Pat Meaney was appointed to Midland's board in January 1980, towards the end of the chairmanship of the late Lord Armstrong of Sanderstead. His frankness and independence of view won him the trust of his co-directors and bank officials and in 1984, towards the end of the traumas of Midland's investment in Crocker Bank, he was appointed a deputy chairman of Midland. In that capacity he also took on the role of chairman of the remuneration committee, a task which needed extraordinary skill in the period of 'Big Bang' and its aftermath.
As a deputy chairman, Meaney proved to be an influential personality during the chairmanships of Sir Donald Barron, Sir Kit McMahon and myself. At board and committee meetings, he was always ready to open the bowling and ensure that there was a full discussion of the issues of the day. He was a popular figure at Midland's head office in London, not only for his sense of fun but also for his quick appreciation of new and complex developments. His contribution to the affairs of the bank may not have been well known to its customers, shareholders and staff, but throughout his directorship he was unstinting in his support for and understanding of the needs of the business.

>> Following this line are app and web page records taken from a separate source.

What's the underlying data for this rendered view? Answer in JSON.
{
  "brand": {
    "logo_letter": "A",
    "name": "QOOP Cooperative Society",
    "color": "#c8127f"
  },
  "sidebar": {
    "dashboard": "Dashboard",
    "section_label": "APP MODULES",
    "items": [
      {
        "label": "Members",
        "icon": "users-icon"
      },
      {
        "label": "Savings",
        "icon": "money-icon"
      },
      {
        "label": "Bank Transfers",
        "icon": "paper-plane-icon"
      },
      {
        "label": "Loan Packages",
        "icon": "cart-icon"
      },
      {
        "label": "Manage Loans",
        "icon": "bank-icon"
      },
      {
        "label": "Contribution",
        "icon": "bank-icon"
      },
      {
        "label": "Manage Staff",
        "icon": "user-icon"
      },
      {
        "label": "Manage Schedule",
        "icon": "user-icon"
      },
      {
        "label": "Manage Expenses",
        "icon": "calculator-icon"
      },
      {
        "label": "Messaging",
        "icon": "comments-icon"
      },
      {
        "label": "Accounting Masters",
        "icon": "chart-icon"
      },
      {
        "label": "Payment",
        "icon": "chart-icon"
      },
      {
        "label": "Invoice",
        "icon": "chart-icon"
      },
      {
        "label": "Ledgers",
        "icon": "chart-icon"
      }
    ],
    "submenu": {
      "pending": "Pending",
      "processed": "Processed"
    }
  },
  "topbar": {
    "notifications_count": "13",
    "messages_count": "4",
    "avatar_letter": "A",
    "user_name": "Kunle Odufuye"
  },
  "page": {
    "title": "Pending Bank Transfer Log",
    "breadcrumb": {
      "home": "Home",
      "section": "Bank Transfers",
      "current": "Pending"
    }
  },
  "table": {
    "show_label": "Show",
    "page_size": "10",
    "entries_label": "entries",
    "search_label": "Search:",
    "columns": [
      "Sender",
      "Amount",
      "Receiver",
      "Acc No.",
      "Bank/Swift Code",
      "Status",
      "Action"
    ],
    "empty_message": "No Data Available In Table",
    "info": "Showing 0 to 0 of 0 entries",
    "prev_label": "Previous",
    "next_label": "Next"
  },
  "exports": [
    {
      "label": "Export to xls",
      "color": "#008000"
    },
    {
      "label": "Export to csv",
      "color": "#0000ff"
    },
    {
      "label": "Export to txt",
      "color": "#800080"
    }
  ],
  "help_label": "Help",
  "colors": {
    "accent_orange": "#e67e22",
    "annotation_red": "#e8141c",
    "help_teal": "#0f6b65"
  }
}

This was never more important than in the last few months, in the negotiations leading to Midland's membership of the HSBC Group and in the defeat of the possible offer from Lloyds. In what was one of the most remarkable episodes in British banking history, he was a key figure in arguing Midland's case. His loyalty and his readiness to turn out at a moment's notice proved a great source of strength and of technical support to his colleagues. In this, as in his other work for Midland, Pat Meaney's contribution was beyond the call of duty.Reuse content